After their colossal PR meltdown following last month’s Xbox One reveal, Microsoft had a lot to prove at E3. Not only did they have to show off actual games coming out for the system (since their initial announcement was all talk of television and… that’s about it), but they also had to clarify the complex DRM policy they had implemented into the Xbox One’s architecture. Let’s see what they managed to pull off.
1. The conference opened with Hideo Kojima presenting Metal Gear Solid 5: The Phantom Pain which aims to be an “open world stealth game.” Highlights included Snake hanging off the side of his horse as he rode past some soldiers and creeping around a desert base. The trailer culminated in a reunion with Master Miller before the game’s title showed onscreen.
2. A few Xbox 360 titles were shown, though there were an alarmingly low number of them. PC title World of Tanks was among them, along with Max The Curse of Brotherhood (a follow-up to indie title Max & The Magic Marker), and the sequel to the ultimate in masochism gaming: Dark Souls II. No Gears, No Fable, No AAA exclusives. Microsoft seems eager to leave the platform behind.
3. An original IP in the form of Ryse was shown off that looked like the video game form of 300. It seems like your typical hack and slash complete with high end visuals and active time prompts. Fellow spartans could be called in to create a shielded wall in which to deflect arrows as well as launch spears in order to counter attack.
4. While it had been floating around the rumor mill for some time now, the reveal of a new Killer Instinct was no less surprising. A battle between a roided up Jago and Sabrewulf was shown, plus Xbox One’s Twitch TV integration was showcased using the game. I overheard quite a bit of excitement among patrons in the conference, though given Rare’s track record as of late, I would take a “I’ll believe it when I see it” approach with this one.
5. Also shown were Forza 5, D4 (wow), & Quantum Break. The latter of which was probably of biggest interest to me following its initial announcement during the Xbox One reveal. I’ve enjoyed every other release done by Remedy and I suspect I would probably dig this one as well.
6. A small portion of Project Spark was demoed, a title with Kinect functionality that seems to focus on creating a world and then playing various scenarios within it alongside other players. This actually seems like a great game that’s worth keeping an eye out for.
7. Capcom announced Dead Rising 3, a title that takes place in a much more open environment than the shopping malls of the past. The main character can drive over zombies (and in doing so risk getting pulled out by one), craft hybrid weapons on the fly, and even call in airstrikes. There didn’t seem to be any word on whether a cooperative mode would make a return.

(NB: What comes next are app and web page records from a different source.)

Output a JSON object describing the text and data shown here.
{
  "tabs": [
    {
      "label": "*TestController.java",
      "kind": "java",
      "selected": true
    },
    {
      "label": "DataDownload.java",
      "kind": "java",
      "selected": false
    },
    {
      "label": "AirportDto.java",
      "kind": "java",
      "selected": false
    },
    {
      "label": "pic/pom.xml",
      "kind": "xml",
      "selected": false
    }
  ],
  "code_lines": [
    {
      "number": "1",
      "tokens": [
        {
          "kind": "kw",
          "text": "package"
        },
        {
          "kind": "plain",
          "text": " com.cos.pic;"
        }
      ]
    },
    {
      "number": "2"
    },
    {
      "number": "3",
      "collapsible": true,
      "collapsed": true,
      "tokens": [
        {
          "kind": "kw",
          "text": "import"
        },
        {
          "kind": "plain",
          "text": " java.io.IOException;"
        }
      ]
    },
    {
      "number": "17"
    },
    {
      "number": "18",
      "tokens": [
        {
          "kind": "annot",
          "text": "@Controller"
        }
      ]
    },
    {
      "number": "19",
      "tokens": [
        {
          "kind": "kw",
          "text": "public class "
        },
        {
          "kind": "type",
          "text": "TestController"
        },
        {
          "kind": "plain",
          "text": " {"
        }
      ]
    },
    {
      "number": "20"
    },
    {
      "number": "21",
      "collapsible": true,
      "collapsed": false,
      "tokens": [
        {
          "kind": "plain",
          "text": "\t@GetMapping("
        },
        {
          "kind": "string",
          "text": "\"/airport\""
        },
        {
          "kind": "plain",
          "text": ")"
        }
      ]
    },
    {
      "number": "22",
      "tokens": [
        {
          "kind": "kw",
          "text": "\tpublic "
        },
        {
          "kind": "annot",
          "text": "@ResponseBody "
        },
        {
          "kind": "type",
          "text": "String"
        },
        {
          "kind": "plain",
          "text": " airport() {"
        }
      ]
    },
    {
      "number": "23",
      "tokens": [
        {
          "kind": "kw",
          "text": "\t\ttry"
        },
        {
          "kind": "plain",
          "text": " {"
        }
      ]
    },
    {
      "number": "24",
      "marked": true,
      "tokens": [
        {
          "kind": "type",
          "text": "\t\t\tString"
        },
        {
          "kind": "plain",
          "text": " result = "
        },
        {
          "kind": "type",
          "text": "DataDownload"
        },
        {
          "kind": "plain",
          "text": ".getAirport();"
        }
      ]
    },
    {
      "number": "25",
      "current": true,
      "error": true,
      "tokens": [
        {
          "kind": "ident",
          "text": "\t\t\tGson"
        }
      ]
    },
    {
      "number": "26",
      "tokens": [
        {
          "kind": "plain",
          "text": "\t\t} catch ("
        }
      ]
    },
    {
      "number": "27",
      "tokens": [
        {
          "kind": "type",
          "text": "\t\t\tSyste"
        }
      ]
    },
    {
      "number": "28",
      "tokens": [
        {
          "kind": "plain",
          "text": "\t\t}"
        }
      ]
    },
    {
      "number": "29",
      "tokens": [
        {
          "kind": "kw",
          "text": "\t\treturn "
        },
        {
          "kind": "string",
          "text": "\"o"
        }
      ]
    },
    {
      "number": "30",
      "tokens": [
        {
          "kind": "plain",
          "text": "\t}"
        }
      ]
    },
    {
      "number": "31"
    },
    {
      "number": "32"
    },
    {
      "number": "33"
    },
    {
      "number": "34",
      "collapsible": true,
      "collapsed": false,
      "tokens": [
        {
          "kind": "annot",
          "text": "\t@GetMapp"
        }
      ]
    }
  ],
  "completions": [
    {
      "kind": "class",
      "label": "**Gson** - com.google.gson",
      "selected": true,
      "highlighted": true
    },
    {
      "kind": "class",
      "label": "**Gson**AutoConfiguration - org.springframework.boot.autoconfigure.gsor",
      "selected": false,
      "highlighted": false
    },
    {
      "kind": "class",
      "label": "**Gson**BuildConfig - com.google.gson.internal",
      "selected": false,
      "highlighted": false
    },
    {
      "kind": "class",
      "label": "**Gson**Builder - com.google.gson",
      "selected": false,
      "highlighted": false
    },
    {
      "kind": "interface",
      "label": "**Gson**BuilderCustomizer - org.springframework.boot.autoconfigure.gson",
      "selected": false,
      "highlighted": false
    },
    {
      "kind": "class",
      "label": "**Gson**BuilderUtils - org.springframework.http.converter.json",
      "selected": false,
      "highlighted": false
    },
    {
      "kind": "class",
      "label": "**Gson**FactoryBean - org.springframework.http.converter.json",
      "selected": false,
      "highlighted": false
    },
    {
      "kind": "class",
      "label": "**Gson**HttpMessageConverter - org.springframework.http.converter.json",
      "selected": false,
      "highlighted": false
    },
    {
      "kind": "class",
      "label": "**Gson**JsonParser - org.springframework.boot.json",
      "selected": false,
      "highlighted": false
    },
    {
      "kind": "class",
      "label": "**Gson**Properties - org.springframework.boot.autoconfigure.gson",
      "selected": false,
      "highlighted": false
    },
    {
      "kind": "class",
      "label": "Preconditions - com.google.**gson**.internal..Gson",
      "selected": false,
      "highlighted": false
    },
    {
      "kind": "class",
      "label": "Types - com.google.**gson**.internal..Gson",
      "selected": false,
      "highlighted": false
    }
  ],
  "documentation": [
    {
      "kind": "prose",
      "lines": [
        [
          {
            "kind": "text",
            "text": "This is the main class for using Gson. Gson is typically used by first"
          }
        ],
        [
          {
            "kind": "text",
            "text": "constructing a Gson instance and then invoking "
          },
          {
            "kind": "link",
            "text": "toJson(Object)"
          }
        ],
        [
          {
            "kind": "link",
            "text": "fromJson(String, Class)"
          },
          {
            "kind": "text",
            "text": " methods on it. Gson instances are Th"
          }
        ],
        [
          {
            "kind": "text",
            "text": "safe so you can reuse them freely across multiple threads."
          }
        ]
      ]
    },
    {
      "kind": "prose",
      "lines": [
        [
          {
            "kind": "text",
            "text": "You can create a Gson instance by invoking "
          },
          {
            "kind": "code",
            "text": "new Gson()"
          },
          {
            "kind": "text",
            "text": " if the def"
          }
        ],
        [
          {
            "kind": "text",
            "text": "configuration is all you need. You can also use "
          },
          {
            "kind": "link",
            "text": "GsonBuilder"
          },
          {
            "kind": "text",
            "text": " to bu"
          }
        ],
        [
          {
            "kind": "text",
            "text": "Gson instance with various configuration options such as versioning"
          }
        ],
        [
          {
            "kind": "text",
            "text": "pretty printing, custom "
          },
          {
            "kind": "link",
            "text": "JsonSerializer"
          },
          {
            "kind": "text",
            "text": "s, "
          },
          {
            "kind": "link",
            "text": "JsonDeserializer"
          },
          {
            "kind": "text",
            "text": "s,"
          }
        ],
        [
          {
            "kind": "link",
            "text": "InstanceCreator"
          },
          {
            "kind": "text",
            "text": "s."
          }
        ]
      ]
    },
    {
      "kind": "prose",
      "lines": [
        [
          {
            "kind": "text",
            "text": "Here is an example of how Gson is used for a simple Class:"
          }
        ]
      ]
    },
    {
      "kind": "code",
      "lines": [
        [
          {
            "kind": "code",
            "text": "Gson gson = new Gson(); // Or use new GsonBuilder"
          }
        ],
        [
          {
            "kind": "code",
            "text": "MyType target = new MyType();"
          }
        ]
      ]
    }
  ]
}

8. Two trailers were shown without sound. Crimson Dragon, a spiritual successor of sorts to Panzer Dragoon, was originally announced as a Kinect game for the Xbox Live Arcade. It has now made the transition to Xbox One. Battlefield 4 was also shown in limited capacity, with the first DLC being a timed exclusive.
9. Two first-person shooter powerhouses got to show off their latest projects. 343 Studios had a brief teaser trailer for a new Halo title that showed a cloaked Master Chief crossing a desert. Why he needs a cloak to cover himself while wearing armor I’ll never quite understand, but I guess whatever you have to do to create suspense. Respawn, made up of former Infinity Ward employees, announced Titanfall; a FPS featuring large mechs.
10. Perhaps the biggest news of it all was the price. Xbox One will be debuting at $499 this November. Microsoft also stated they would be getting rid of Microsoft Points and will lift the current 100 friend limit. While the removal of the friend cap is certainly a good thing, it was a long time coming considering the reason the original Xbox’s servers got shut down was to achieve this (and that occurred ages ago). I know people are excited about not having to contend with Microsoft Points either, though the flip side is that the currency will not go on sale to the degree that it does now (after all, you’re more likely to see retailers sell 1600 MSP cards on the cheap than they will cards that state $20 on them). It’s also clear to me that Microsoft has the attitude of “price is no object, gamers will pay anything for our console” like Sony did this past generation.
While the focus on games certainly generated some buzz, there was an alarming silence surrounding Microsoft’s convoluted DRM scheme. While I don’t suspect they’ll break the silence on that anytime soon, as most gaming companies seem to subscribe to the “stay quiet and they’ll go away” style of PR, this holiday season will be the ultimate test of that philosophy. Be sure to stay tuned to Diehard GameFAN for more E3 2013 coverage!